Harsanyi noted that Americans are giving up on the supposed solutions to the plague of environmental degradation, almost all of which center on the notion that the developed world must forego the comforts of modern technology; cheap energy, a bountiful and safe food supply, and the freedom to reproduce at will among them. The notion that the American way of life is unsustainable and unfair toward the rest of the world’s population is an old argument, and its remedies are suspiciously familiar. It was once claimed that the prosperity of the first world must be curtailed if there was to be peace. In particular, America’s modern conveniences, its industrial capacity, its products of free enterprise were and are the result of the theft of the developing world’s resources. Today, the same diagnosis is applied to the problem of climate change. The prescription, too, is eerily familiar.

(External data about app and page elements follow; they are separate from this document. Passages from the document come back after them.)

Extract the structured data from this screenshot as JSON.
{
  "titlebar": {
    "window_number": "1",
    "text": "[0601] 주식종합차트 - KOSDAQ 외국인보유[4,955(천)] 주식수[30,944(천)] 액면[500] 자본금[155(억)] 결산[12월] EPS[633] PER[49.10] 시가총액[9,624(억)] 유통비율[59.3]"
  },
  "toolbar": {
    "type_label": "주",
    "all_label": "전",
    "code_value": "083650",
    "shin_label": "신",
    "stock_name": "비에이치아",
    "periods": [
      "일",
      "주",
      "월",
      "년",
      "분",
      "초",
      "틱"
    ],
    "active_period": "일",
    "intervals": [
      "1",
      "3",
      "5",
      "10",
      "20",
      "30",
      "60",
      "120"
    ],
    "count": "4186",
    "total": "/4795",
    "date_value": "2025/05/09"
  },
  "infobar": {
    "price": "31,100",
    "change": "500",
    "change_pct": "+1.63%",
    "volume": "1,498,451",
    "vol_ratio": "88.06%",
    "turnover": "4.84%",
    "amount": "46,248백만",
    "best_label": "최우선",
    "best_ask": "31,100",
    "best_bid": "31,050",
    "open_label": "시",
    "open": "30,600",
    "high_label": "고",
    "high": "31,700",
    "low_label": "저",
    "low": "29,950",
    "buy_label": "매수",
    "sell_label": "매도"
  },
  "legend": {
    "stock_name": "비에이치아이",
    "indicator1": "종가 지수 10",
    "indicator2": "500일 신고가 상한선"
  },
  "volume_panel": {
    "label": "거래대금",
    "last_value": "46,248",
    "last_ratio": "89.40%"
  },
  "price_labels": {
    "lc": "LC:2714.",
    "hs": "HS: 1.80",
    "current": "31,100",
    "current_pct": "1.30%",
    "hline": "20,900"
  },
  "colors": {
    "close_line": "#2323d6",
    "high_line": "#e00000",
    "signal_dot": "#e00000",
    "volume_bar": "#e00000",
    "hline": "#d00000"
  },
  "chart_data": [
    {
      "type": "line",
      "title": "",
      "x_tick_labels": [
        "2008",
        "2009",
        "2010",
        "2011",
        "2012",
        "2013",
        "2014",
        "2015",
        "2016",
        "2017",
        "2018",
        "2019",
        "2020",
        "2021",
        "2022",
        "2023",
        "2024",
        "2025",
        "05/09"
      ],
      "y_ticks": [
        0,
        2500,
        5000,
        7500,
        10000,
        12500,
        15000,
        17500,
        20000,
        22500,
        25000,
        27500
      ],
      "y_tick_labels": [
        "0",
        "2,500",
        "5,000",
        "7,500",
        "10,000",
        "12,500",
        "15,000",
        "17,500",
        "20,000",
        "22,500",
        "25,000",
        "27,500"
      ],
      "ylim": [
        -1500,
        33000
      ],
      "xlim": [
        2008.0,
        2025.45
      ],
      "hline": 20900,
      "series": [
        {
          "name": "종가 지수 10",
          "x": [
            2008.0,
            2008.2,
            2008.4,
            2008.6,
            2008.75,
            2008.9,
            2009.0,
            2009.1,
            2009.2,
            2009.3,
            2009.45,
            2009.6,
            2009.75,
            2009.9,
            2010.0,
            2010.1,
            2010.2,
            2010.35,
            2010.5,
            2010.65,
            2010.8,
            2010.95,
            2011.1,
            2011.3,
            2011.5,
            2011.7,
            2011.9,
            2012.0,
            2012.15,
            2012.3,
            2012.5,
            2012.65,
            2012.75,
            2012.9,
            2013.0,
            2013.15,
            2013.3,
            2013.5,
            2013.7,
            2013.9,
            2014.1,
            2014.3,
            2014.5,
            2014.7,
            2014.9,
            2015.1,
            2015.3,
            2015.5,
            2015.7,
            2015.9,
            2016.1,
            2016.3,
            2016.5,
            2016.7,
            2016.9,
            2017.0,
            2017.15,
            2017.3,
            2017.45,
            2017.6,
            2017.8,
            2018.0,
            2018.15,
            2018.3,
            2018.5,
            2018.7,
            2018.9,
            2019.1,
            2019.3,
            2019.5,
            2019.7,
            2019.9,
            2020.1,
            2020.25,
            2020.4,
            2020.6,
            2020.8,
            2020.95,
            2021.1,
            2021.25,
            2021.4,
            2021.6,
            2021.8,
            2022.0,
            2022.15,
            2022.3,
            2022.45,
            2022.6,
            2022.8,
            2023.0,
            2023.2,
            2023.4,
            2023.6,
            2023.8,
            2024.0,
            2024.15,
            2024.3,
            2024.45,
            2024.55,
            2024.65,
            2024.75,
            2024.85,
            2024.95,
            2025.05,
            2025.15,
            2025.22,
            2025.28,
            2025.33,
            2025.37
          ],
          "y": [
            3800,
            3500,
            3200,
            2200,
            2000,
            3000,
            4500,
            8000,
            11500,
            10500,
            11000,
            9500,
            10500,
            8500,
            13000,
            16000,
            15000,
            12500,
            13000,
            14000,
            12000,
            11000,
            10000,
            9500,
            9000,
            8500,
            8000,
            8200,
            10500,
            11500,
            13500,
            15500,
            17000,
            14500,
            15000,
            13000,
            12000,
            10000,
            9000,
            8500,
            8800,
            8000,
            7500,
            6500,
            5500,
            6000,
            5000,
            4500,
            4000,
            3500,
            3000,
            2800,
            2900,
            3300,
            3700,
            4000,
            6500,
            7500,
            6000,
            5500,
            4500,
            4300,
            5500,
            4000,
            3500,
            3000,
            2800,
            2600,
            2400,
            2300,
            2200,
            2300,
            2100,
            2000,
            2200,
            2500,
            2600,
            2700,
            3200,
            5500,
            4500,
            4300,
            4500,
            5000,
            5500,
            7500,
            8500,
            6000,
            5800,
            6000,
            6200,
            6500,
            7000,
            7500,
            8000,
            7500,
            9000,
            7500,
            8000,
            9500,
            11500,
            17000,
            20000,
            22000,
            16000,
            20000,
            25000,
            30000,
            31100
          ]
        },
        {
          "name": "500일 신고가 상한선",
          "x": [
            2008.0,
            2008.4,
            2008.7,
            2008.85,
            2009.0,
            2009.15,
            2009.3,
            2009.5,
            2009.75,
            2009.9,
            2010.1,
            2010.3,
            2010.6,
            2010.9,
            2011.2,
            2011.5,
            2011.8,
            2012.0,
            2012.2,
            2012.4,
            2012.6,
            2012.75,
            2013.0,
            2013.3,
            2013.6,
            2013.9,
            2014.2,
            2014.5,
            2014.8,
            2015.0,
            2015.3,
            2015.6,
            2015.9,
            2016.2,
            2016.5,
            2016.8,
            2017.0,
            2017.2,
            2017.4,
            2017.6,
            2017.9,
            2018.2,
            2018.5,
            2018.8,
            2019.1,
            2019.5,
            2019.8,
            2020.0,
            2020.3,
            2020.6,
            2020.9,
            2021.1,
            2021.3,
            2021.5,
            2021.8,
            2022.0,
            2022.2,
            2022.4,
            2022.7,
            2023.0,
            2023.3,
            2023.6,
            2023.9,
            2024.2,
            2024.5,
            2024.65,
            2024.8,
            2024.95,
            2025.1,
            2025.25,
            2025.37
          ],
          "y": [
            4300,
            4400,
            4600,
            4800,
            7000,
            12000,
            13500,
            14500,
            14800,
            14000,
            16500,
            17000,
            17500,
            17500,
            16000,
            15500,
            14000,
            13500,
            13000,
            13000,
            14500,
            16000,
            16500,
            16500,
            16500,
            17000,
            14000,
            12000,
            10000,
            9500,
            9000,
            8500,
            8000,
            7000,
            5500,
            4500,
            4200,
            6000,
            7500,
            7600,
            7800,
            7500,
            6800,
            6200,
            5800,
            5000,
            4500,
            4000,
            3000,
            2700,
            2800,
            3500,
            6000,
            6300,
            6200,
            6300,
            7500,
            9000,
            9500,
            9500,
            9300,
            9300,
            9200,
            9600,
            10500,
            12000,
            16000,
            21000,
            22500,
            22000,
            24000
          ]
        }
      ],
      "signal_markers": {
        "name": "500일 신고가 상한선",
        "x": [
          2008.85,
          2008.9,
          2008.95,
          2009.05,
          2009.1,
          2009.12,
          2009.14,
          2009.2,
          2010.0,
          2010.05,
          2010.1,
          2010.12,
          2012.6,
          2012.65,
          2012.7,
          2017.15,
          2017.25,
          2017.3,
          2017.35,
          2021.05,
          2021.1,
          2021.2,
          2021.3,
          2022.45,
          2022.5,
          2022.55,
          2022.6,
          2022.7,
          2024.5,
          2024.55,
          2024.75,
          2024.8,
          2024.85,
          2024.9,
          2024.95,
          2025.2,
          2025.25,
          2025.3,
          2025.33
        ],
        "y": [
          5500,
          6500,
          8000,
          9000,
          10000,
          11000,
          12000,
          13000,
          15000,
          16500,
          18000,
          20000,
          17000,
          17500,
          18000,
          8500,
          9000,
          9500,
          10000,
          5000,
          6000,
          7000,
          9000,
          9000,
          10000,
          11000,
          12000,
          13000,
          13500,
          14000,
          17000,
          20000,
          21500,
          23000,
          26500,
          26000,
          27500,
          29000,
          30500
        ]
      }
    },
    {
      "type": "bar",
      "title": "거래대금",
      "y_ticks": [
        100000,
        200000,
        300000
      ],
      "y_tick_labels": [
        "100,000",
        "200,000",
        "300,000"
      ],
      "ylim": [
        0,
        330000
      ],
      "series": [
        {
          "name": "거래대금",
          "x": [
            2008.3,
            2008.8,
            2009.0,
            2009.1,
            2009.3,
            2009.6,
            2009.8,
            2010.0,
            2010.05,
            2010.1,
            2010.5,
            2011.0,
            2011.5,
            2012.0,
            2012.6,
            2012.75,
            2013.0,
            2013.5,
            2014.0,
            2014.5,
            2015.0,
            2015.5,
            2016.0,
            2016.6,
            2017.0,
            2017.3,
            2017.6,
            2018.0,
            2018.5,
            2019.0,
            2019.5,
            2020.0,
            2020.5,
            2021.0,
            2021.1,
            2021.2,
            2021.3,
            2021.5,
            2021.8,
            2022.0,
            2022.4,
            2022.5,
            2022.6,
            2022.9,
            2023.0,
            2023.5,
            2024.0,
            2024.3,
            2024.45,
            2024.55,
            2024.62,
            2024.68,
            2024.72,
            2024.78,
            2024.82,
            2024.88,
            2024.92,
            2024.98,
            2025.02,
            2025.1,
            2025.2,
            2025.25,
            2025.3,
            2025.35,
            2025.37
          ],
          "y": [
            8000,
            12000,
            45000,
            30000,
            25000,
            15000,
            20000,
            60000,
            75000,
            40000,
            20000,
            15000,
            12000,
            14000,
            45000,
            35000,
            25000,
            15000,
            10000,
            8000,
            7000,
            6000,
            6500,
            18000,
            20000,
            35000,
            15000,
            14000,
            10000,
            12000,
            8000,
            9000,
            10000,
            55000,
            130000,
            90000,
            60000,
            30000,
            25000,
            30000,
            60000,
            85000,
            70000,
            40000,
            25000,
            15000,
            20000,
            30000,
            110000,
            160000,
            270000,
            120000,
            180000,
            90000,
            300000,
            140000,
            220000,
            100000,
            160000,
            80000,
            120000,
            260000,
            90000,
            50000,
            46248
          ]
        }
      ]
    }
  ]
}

“The kind of agreement that we’re working toward will prove that the world’s leaders finally understand the scope of the challenge we are up against,” Secretary of State John Kerry insisted. “And it will help officials at every level of government know that they are part of a worldwide commitment to build sustainable economics.” What is “sustainable economics?” If you ask the Chinese, the world’s largest carbon polluters and a nation plagued by the kind of environmental degradation the United States hasn’t endured since the middle of the last century, it is the transfer of wealth from the developed to the developing world.

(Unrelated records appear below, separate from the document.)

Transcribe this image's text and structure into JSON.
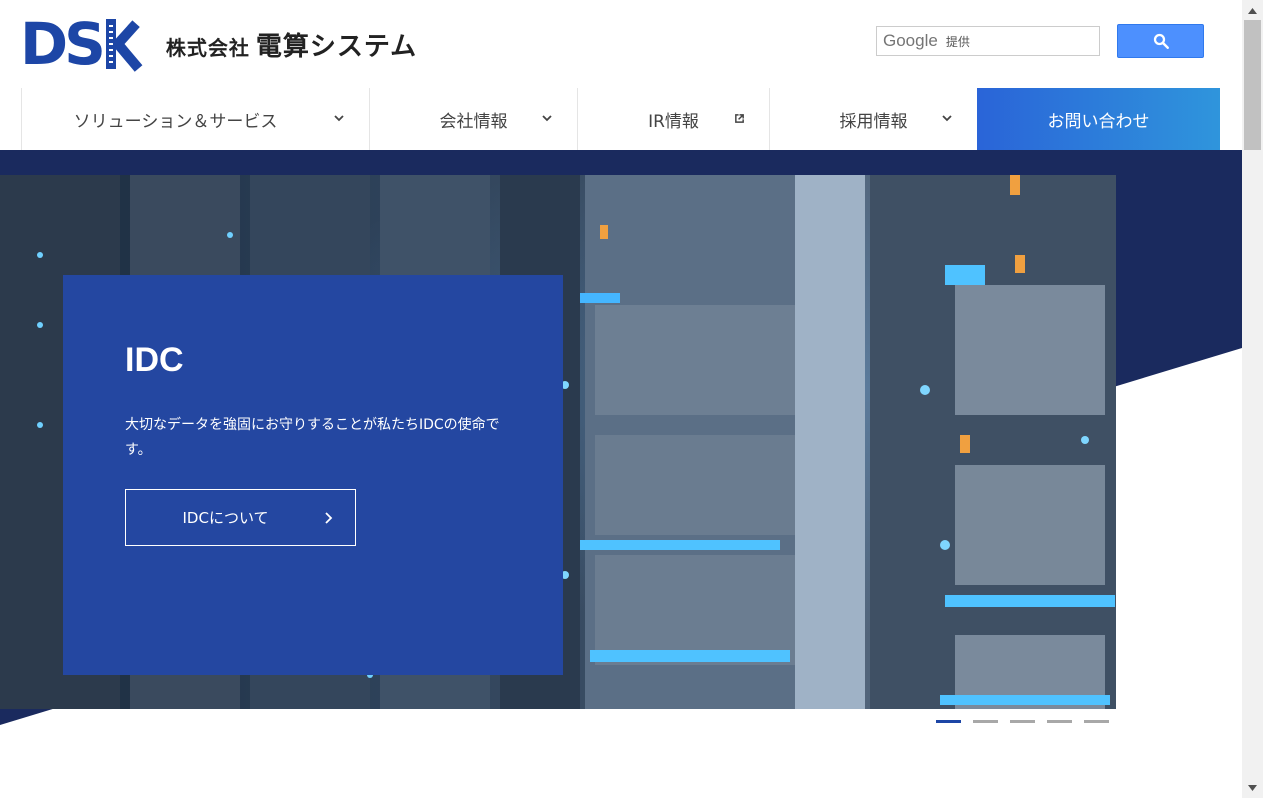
{
  "header": {
    "logo_mark": "DS",
    "logo_company_prefix": "株式会社",
    "logo_company_name": "電算システム",
    "search_brand": "Google",
    "search_provided": "提供"
  },
  "nav": {
    "items": [
      {
        "label": "ソリューション＆サービス"
      },
      {
        "label": "会社情報"
      },
      {
        "label": "IR情報"
      },
      {
        "label": "採用情報"
      },
      {
        "label": "お問い合わせ"
      }
    ]
  },
  "hero": {
    "title": "IDC",
    "description": "大切なデータを強固にお守りすることが私たちIDCの使命です。",
    "button_label": "IDCについて",
    "slides": 5,
    "active_slide": 1
  },
  "colors": {
    "brand_blue": "#1d46a6",
    "panel_blue": "#2447a1",
    "navy": "#1a2a5e"
  }
}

“Developed countries should honor their commitment of mobilizing $100 billion each year from 2020 and provide stronger financial support to developing countries afterward,” said Chinese President Xi Jinping in Paris. “It is also important that climate-friendly technologies be transferred to developing countries.” Replace the scourge of climate change with poverty and “climate-friendly technologies” with advanced military-industrial technologies, and you have a boilerplate Soviet speech aimed at an international audience. It is perhaps usurping that the notion that economic concessions to the communist world would result in better relations always found a more amenable audience in Western Europe, as do similar proposals with regard to the transference of wealth in order to mitigate the effects of climatological shifts.
Americans are displaying a waning interest in following the alarmists’ static prescriptions for addressing environmental challenges even as the nature of the problem is evolving. The crudest of climate change doomsayers will attribute this to ignorance or simply a pigheaded attachment to an unsustainable way of life. That is only so much fatuous nonsense. Americans have been privy to the same arguments for addressing climate change for decades, but they didn’t call it “climate change” during the Cold War. Perhaps Americans deserve more credit for objective skepticism and an understanding of history than they are getting from the nation’s enlightened elites.